The movie is best, actually, in its evocation of community. The three guys, wildly separate in origin, class and education, bond (doncha love it when that happens in the movies?), and as much as Miss Mitzi loves them, the amusing hanger-on Bobbie (Lisa Ann Walter), a busty dancin' fool with a personality as big as all outdoors, loves them even more. Where's the love? Here's the love.
Meanwhile, back in Wilmette or wherever (maybe it's Winnetka; it looked like posh Kenilworth to me), wife Beverly is beginning to notice the sweat on her husband's shirts and his persistent pattern of working late on Wednesday nights. Next thing you know, to add another comic dimension of complication, she's hired a sad-sack shamus (Richard Jenkins) and his hip-hoppy assistant (Omar Miller) to investigate.
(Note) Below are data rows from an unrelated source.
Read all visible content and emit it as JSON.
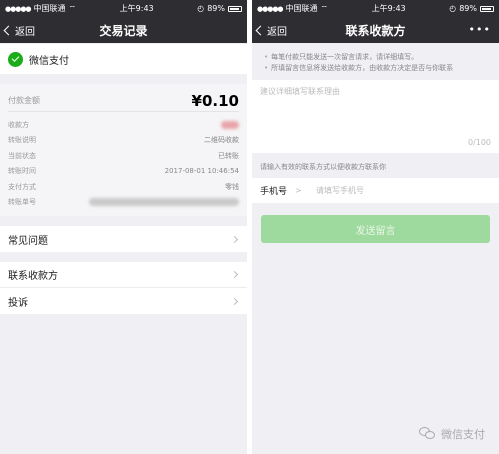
{
  "colors": {
    "nav_bg": "#2e2e32",
    "wechat_green": "#1aad19",
    "send_button_disabled": "#9ed99d",
    "page_bg": "#efeff4"
  },
  "left": {
    "status": {
      "carrier": "中国联通",
      "time": "上午9:43",
      "battery": "89%"
    },
    "nav": {
      "back_label": "返回",
      "title": "交易记录"
    },
    "merchant": {
      "name": "微信支付",
      "icon": "wechat-pay-icon"
    },
    "amount": {
      "label": "付款金额",
      "value": "¥0.10"
    },
    "details": [
      {
        "label": "收款方",
        "value": ""
      },
      {
        "label": "转账说明",
        "value": "二维码收款"
      },
      {
        "label": "当前状态",
        "value": "已转账"
      },
      {
        "label": "转账时间",
        "value": "2017-08-01 10:46:54"
      },
      {
        "label": "支付方式",
        "value": "零钱"
      },
      {
        "label": "转账单号",
        "value": ""
      }
    ],
    "menu_faq": "常见问题",
    "menu_contact": "联系收款方",
    "menu_complain": "投诉"
  },
  "right": {
    "status": {
      "carrier": "中国联通",
      "time": "上午9:43",
      "battery": "89%"
    },
    "nav": {
      "back_label": "返回",
      "title": "联系收款方",
      "more": "•••"
    },
    "notices": [
      "每笔付款只能发送一次留言请求，请详细填写。",
      "所填留言信息将发送给收款方，由收款方决定是否与你联系"
    ],
    "textarea": {
      "placeholder": "建议详细填写联系理由",
      "counter": "0/100"
    },
    "contact_hint": "请输入有效的联系方式以便收款方联系你",
    "phone": {
      "label": "手机号",
      "separator": ">",
      "placeholder": "请填写手机号"
    },
    "send_button": "发送留言"
  },
  "watermark": {
    "text": "微信支付",
    "icon": "wechat-logo-icon"
  }
}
As a beginning dancer, Gere doesn't quite work, because he moves so sveltely from the start. It's not like an inner Fred Astaire has been released from a klutz; he was already Fred Astaire. He just didn't have that far to go.
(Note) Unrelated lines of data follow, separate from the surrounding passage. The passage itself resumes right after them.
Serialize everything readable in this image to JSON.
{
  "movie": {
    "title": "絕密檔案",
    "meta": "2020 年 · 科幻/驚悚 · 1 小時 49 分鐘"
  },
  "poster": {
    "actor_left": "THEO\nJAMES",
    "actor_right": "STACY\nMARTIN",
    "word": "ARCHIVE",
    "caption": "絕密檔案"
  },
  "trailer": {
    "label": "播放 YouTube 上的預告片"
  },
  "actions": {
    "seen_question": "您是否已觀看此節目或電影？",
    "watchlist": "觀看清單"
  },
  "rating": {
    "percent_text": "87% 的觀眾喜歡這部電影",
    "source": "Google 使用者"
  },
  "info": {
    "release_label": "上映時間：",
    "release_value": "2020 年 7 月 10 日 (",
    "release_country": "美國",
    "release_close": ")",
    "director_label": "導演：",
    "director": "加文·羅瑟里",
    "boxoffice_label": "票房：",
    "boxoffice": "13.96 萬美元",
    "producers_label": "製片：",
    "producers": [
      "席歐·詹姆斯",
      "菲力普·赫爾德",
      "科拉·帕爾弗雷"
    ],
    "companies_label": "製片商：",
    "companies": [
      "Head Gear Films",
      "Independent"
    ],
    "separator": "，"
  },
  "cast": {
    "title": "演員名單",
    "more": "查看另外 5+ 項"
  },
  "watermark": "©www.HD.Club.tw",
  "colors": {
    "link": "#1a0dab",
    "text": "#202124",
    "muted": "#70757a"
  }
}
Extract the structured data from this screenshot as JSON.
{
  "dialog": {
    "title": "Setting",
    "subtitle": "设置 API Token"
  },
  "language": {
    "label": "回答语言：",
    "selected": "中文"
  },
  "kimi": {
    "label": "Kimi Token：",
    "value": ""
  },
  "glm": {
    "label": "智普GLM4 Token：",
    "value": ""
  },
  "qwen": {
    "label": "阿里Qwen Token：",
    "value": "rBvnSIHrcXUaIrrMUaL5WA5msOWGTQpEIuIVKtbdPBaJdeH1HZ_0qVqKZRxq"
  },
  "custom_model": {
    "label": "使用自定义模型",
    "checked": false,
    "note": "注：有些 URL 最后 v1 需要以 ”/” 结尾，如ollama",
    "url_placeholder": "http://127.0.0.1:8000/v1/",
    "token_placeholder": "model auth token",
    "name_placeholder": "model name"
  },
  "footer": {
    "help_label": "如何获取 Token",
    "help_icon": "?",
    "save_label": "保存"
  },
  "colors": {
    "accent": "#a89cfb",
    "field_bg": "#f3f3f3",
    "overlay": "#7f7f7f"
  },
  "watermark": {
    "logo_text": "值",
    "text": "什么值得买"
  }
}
As for J.Lo, it's hard to tell. The movie is so tilted toward mythologizing Lopez's physical presence (particularly a certain part of it, if you know what I mean and I think you do) with the most sophisticated lighting techniques that she seems more like a brilliantly photographed supermodel than an actual physical person. As a dancer, she lacks that charisma of movement the great ones had (yes, I know she was a Fly Girl!), and there's a moment when the dance students pass in front of a store and watch Fred Astaire and Cyd Charisse light up the town in 1953's "The Band Wagon" that really shows you how incandescent dance can be on film, and reminds you that the dance in this film is far from incandescent.
But more works than doesn't. Fine comic spins from an old-pro character yeoman like Jenkins, plus freshness from both Cannavale and Cannon, and a hey-look-me-over bust-out from Walter all connect. Then there's a moment when Gere faces the mirror, ostensibly to work on loosening up that Latin shoulder, and his eyes meet his eyes in reflection, and I thought: This guy has done this before! Why, do you think he knows anything about narcissism?